--- To do ---
The expected output is the full set of entries, retyped verbatim, pictures excluded.

(Dataset rows describing interfaces)
== Segment start ==

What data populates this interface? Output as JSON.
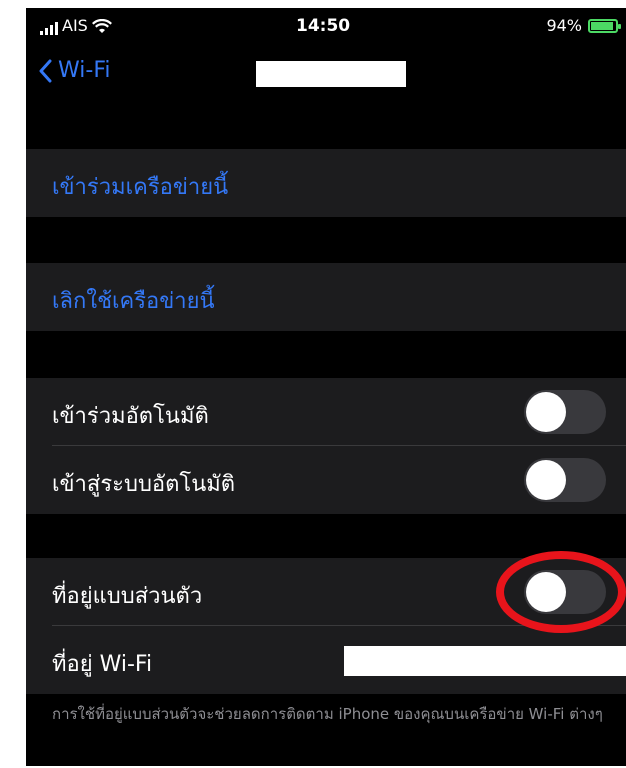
{
  "status": {
    "carrier": "AIS",
    "time": "14:50",
    "battery": "94%",
    "battery_icon": "battery-charging-icon",
    "signal_icon": "cellular-signal-icon",
    "wifi_icon": "wifi-icon"
  },
  "nav": {
    "back_label": "Wi-Fi",
    "back_icon": "chevron-left-icon"
  },
  "actions": {
    "join": "เข้าร่วมเครือข่ายนี้",
    "forget": "เลิกใช้เครือข่ายนี้"
  },
  "auto": {
    "auto_join": "เข้าร่วมอัตโนมัติ",
    "auto_join_on": false,
    "auto_login": "เข้าสู่ระบบอัตโนมัติ",
    "auto_login_on": false
  },
  "privacy": {
    "private_address": "ที่อยู่แบบส่วนตัว",
    "private_address_on": false,
    "wifi_address": "ที่อยู่ Wi-Fi",
    "footer": "การใช้ที่อยู่แบบส่วนตัวจะช่วยลดการติดตาม iPhone ของคุณบนเครือข่าย Wi-Fi ต่างๆ"
  },
  "colors": {
    "accent": "#3478f6",
    "highlight_ring": "#e8141b",
    "cell_bg": "#1c1c1e"
  }
}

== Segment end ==

--- Task output ---
What data populates this interface? Output as JSON.
{
  "status": {
    "carrier": "AIS",
    "time": "14:50",
    "battery": "94%",
    "battery_icon": "battery-charging-icon",
    "signal_icon": "cellular-signal-icon",
    "wifi_icon": "wifi-icon"
  },
  "nav": {
    "back_label": "Wi-Fi",
    "back_icon": "chevron-left-icon"
  },
  "actions": {
    "join": "เข้าร่วมเครือข่ายนี้",
    "forget": "เลิกใช้เครือข่ายนี้"
  },
  "auto": {
    "auto_join": "เข้าร่วมอัตโนมัติ",
    "auto_join_on": false,
    "auto_login": "เข้าสู่ระบบอัตโนมัติ",
    "auto_login_on": false
  },
  "privacy": {
    "private_address": "ที่อยู่แบบส่วนตัว",
    "private_address_on": false,
    "wifi_address": "ที่อยู่ Wi-Fi",
    "footer": "การใช้ที่อยู่แบบส่วนตัวจะช่วยลดการติดตาม iPhone ของคุณบนเครือข่าย Wi-Fi ต่างๆ"
  },
  "colors": {
    "accent": "#3478f6",
    "highlight_ring": "#e8141b",
    "cell_bg": "#1c1c1e"
  }
}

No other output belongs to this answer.